Locally, we feel the impact of donor advised funds across every sector of service. There are about 30 community foundations serving the Pacific Northwest that direct millions of dollars in support to a diverse array of nonprofits and community groups through donor advised funds which they manage. For example, the Oregon Community Foundation and the Seattle Foundation, two of the largest community foundations in the country, each oversaw more than $110 million in giving in 2017, a considerable portion of which was through donor advised funds which they help administer. Max Williams, CEO and President of Oregon Community Foundation, recently shared valuable perspective on how their investments in the local region play a critical role in spurring innovation and tangible solutions by being nimble and flexible in ways other funding sources, such as the government, cannot.
When you consider the vast amount of support made available through the countless donor advised funds managed by financial institutions and community foundations around the country, the potential impact of this giving starts to come into sharper focus.
The beautiful thing about philanthropy is that it does not remain stagnant. It morphs and evolves with time to adapt to the needs, practices and culture of our current society. Philanthropy is no longer solely the domain of the cigar-smoking industrialist who loomed large over the dawn of the 20th century. Now, almost anyone can establish a long-term philanthropic strategy to help serve the greater good. Tax reform legislation passed at the end of 2017 shed fresh light on donor advised funds and their potential giving impact.
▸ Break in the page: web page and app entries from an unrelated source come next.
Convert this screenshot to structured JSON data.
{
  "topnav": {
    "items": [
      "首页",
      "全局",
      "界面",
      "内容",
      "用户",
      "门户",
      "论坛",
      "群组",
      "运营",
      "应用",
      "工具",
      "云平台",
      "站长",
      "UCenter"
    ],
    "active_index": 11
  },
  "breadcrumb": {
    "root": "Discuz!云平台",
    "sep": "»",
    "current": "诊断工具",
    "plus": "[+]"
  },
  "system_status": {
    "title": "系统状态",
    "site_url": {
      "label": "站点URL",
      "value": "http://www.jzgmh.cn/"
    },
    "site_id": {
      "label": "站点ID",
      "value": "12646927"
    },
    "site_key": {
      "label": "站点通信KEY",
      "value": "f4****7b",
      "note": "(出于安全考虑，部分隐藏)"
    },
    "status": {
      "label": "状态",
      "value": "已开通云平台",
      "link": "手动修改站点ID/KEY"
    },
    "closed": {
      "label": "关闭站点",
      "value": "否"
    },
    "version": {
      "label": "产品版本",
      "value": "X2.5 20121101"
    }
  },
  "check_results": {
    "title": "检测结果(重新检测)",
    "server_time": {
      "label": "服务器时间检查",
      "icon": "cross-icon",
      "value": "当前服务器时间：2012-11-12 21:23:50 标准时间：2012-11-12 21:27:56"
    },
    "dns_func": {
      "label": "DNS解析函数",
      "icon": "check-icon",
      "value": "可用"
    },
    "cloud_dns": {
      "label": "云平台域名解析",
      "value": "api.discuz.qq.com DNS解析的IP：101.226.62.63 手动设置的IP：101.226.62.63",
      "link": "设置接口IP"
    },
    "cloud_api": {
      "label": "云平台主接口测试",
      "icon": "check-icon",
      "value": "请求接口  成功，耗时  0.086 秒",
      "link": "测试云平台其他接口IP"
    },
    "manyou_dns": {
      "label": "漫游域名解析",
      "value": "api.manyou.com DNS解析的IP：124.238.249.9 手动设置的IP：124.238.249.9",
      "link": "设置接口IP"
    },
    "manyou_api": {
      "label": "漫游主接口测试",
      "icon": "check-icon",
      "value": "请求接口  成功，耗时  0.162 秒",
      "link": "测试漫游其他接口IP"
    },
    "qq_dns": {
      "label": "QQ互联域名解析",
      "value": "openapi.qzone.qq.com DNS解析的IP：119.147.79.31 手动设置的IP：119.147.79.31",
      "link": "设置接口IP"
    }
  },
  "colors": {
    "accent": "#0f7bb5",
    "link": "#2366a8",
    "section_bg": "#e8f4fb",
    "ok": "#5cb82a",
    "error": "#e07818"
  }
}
We are excited to see more and more individuals utilize this resource to expand their giving and deepen their support of nonprofits working to serve the common good in our communities.
As 2018 comes to a close, now is the ideal time for those of us in the funding sector, as well as for individual citizens, to take a hard look at how we give back to the communities that help lift us up. Have you considered establishing your own donor advised fund (these can be started with as little as $5,000)? Can you collaborate with friends or professional colleagues to collaborate on a community investment? Do you have ideas as to how your favorite nonprofit or community foundation could maximize their impact?
Taking a thoughtful, strategic and creative approach to giving can be an excellent way to help our communities flourish and thrive through generosity.